>>>
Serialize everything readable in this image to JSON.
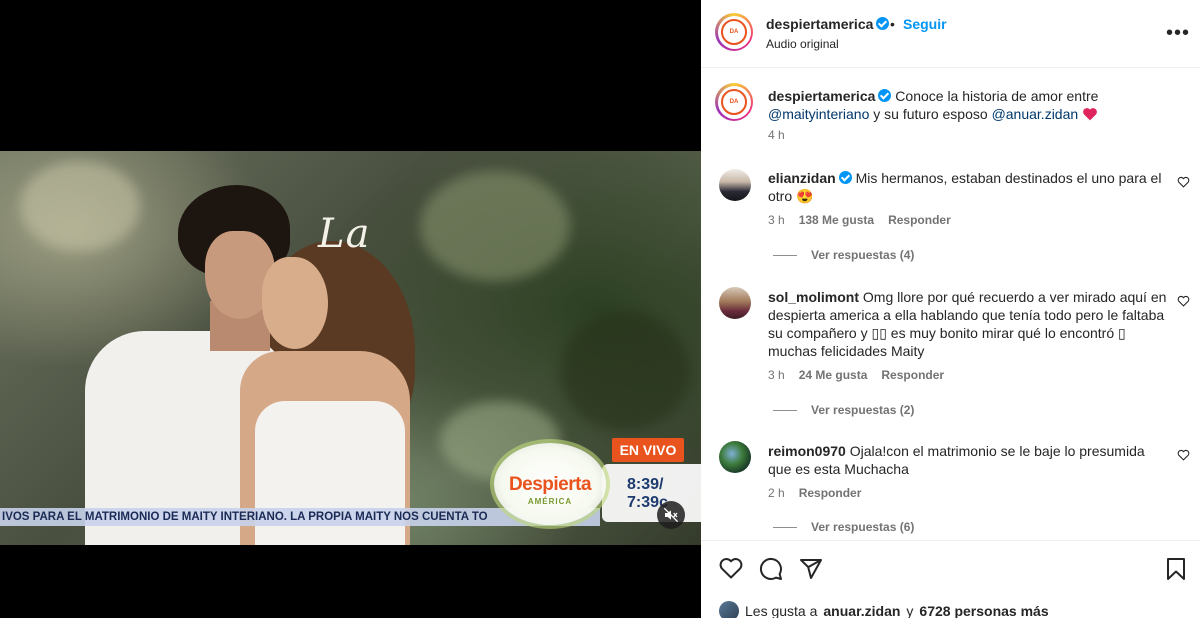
{
  "video": {
    "script_word": "La",
    "live_badge": "EN VIVO",
    "logo_main": "Despierta",
    "logo_sub": "AMÉRICA",
    "time_central": "8:39/",
    "time_pacific": "7:39c",
    "ticker": "IVOS PARA EL MATRIMONIO DE MAITY INTERIANO. LA PROPIA MAITY NOS CUENTA TO"
  },
  "header": {
    "username": "despiertamerica",
    "dot": "•",
    "follow_label": "Seguir",
    "subtitle": "Audio original",
    "more": "•••"
  },
  "caption": {
    "username": "despiertamerica",
    "text_1": " Conoce la historia de amor entre",
    "mention_1": "@maityinteriano",
    "text_2": " y su futuro esposo ",
    "mention_2": "@anuar.zidan",
    "time": "4 h"
  },
  "comments": [
    {
      "username": "elianzidan",
      "text": " Mis hermanos, estaban destinados el uno para el otro 😍",
      "time": "3 h",
      "likes": "138 Me gusta",
      "reply": "Responder",
      "view_replies": "Ver respuestas (4)"
    },
    {
      "username": "sol_molimont",
      "text": " Omg llore por qué recuerdo a ver mirado aquí en despierta america a ella hablando que tenía todo pero le faltaba su compañero y ▯▯ es muy bonito mirar qué lo encontró ▯ muchas felicidades Maity",
      "time": "3 h",
      "likes": "24 Me gusta",
      "reply": "Responder",
      "view_replies": "Ver respuestas (2)"
    },
    {
      "username": "reimon0970",
      "text": " Ojala!con el matrimonio se le baje lo presumida que es esta Muchacha",
      "time": "2 h",
      "reply": "Responder",
      "view_replies": "Ver respuestas (6)"
    }
  ],
  "likes": {
    "prefix": "Les gusta a",
    "user": "anuar.zidan",
    "middle": "y",
    "others": "6728 personas más"
  },
  "colors": {
    "accent": "#0095f6",
    "heart": "#ed4956",
    "brand_orange": "#e9531d"
  }
}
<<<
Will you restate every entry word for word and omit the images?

◆ Exercise answer:
Serialize everything readable in this image to JSON.
{
  "video": {
    "script_word": "La",
    "live_badge": "EN VIVO",
    "logo_main": "Despierta",
    "logo_sub": "AMÉRICA",
    "time_central": "8:39/",
    "time_pacific": "7:39c",
    "ticker": "IVOS PARA EL MATRIMONIO DE MAITY INTERIANO. LA PROPIA MAITY NOS CUENTA TO"
  },
  "header": {
    "username": "despiertamerica",
    "dot": "•",
    "follow_label": "Seguir",
    "subtitle": "Audio original",
    "more": "•••"
  },
  "caption": {
    "username": "despiertamerica",
    "text_1": " Conoce la historia de amor entre",
    "mention_1": "@maityinteriano",
    "text_2": " y su futuro esposo ",
    "mention_2": "@anuar.zidan",
    "time": "4 h"
  },
  "comments": [
    {
      "username": "elianzidan",
      "text": " Mis hermanos, estaban destinados el uno para el otro 😍",
      "time": "3 h",
      "likes": "138 Me gusta",
      "reply": "Responder",
      "view_replies": "Ver respuestas (4)"
    },
    {
      "username": "sol_molimont",
      "text": " Omg llore por qué recuerdo a ver mirado aquí en despierta america a ella hablando que tenía todo pero le faltaba su compañero y ▯▯ es muy bonito mirar qué lo encontró ▯ muchas felicidades Maity",
      "time": "3 h",
      "likes": "24 Me gusta",
      "reply": "Responder",
      "view_replies": "Ver respuestas (2)"
    },
    {
      "username": "reimon0970",
      "text": " Ojala!con el matrimonio se le baje lo presumida que es esta Muchacha",
      "time": "2 h",
      "reply": "Responder",
      "view_replies": "Ver respuestas (6)"
    }
  ],
  "likes": {
    "prefix": "Les gusta a",
    "user": "anuar.zidan",
    "middle": "y",
    "others": "6728 personas más"
  },
  "colors": {
    "accent": "#0095f6",
    "heart": "#ed4956",
    "brand_orange": "#e9531d"
  }
}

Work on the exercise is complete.